Required work: Look through the data below. Show each line where the string "loading" occurs.

Data:
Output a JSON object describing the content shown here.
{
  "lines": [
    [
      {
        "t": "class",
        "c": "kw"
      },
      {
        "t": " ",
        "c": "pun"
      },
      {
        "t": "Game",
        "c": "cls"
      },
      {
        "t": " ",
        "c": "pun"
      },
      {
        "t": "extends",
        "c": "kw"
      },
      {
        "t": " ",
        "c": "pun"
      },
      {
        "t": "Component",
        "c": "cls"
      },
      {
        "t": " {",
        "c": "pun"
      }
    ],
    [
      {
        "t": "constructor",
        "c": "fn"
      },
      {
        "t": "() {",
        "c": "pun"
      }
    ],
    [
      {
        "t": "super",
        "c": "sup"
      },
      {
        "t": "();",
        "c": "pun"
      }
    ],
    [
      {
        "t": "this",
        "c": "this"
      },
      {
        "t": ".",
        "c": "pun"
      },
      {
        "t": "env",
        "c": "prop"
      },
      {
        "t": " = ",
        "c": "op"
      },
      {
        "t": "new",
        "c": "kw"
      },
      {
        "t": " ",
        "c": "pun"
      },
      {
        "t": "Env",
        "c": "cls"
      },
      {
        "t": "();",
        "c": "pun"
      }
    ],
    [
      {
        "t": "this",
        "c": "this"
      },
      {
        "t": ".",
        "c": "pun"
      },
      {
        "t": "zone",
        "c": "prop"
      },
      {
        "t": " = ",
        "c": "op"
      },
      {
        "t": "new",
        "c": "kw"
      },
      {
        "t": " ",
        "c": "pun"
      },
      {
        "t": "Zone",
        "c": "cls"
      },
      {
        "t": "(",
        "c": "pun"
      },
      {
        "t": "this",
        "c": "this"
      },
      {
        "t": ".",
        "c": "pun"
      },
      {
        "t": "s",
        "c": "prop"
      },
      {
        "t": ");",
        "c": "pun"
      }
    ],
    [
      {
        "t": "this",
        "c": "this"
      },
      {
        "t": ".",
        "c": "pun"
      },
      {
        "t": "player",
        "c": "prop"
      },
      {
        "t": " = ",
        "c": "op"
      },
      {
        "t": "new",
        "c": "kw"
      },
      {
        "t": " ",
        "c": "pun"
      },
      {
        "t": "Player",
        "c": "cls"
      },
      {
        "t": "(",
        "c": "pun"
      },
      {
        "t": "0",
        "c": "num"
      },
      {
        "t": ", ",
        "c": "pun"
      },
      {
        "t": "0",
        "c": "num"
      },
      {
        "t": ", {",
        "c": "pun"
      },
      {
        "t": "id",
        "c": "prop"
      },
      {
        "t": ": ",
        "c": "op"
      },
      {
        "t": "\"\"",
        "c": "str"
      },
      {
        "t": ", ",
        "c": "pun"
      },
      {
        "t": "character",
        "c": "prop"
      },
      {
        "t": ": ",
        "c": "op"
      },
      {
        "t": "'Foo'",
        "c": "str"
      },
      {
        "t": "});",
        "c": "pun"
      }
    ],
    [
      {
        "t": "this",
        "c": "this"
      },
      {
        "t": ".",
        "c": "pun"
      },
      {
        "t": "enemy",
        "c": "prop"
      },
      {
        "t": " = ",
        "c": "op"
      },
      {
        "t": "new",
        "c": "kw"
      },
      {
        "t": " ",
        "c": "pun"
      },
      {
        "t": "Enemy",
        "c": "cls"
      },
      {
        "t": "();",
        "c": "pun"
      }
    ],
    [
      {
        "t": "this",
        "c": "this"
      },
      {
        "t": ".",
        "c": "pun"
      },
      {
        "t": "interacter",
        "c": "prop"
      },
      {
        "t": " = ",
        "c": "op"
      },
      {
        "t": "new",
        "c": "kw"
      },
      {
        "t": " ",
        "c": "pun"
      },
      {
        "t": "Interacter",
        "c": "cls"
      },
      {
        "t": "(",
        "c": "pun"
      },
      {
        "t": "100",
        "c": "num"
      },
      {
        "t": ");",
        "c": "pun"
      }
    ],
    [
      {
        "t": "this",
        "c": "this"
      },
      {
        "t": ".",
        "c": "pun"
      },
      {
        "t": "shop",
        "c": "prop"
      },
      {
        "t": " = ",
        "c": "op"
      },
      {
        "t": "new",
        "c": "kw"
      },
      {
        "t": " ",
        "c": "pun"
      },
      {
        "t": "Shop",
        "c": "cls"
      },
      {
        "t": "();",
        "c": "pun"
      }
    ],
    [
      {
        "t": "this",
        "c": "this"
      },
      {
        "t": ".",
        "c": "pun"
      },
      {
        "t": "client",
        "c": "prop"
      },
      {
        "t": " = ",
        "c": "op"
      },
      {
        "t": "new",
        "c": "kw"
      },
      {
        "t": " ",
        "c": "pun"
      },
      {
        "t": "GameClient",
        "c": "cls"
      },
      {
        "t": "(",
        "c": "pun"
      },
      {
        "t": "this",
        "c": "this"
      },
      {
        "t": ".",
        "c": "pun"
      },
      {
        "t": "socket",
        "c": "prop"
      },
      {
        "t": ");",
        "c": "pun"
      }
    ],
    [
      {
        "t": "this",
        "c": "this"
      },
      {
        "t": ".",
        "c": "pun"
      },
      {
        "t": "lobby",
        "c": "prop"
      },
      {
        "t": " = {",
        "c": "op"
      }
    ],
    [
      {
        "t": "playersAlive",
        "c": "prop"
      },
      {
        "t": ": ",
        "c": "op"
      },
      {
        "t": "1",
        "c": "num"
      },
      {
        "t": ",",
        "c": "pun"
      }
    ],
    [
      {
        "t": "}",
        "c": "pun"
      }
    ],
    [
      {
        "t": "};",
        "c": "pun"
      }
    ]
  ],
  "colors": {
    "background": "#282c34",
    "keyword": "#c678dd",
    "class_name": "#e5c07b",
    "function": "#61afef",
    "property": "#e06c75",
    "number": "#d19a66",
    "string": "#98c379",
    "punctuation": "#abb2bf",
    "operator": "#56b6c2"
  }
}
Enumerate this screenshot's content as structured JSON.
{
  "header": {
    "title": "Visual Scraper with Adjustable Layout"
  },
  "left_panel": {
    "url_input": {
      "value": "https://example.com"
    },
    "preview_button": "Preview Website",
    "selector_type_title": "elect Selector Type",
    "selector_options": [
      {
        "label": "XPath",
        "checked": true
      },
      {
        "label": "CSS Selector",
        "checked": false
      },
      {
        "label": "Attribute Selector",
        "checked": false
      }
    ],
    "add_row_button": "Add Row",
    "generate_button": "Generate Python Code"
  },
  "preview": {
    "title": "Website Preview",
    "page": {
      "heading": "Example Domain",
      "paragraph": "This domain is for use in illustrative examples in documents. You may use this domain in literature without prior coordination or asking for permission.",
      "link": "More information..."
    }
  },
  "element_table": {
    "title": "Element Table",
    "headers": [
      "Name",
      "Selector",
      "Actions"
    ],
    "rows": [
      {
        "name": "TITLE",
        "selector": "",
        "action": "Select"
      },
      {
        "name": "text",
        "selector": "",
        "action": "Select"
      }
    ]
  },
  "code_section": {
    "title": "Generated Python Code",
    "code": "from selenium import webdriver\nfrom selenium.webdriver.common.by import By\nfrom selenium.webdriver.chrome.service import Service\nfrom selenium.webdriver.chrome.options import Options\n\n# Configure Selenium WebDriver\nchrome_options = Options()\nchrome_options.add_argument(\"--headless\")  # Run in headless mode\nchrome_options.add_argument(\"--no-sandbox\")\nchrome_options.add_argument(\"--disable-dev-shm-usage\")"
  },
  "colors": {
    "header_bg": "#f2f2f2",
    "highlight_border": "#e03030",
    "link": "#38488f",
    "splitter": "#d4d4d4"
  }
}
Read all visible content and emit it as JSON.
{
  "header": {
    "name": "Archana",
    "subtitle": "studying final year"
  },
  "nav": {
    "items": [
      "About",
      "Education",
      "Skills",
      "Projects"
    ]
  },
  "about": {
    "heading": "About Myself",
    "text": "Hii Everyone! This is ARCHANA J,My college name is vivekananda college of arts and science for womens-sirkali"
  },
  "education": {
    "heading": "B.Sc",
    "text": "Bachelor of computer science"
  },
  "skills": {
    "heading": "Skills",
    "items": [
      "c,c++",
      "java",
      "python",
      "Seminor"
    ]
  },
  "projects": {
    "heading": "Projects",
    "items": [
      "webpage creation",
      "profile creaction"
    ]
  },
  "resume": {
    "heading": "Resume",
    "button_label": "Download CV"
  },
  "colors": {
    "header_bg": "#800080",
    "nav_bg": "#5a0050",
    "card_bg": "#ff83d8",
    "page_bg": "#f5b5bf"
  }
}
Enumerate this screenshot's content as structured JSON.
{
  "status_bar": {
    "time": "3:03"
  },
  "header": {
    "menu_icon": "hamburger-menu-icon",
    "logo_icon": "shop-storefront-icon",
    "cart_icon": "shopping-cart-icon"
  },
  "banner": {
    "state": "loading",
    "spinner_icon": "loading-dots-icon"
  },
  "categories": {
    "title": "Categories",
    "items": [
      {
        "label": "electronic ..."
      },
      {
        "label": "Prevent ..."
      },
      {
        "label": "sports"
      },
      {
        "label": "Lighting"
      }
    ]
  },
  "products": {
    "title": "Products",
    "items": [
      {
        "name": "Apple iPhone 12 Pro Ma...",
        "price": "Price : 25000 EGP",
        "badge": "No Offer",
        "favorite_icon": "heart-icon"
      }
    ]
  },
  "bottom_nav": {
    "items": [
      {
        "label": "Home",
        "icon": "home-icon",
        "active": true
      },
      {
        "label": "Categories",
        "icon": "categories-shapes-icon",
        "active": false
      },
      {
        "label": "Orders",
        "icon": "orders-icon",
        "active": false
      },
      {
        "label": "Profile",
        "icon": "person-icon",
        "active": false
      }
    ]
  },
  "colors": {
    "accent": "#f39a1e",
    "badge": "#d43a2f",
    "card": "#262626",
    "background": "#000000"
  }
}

Response box:
    "state": "loading",
    "spinner_icon": "loading-dots-icon"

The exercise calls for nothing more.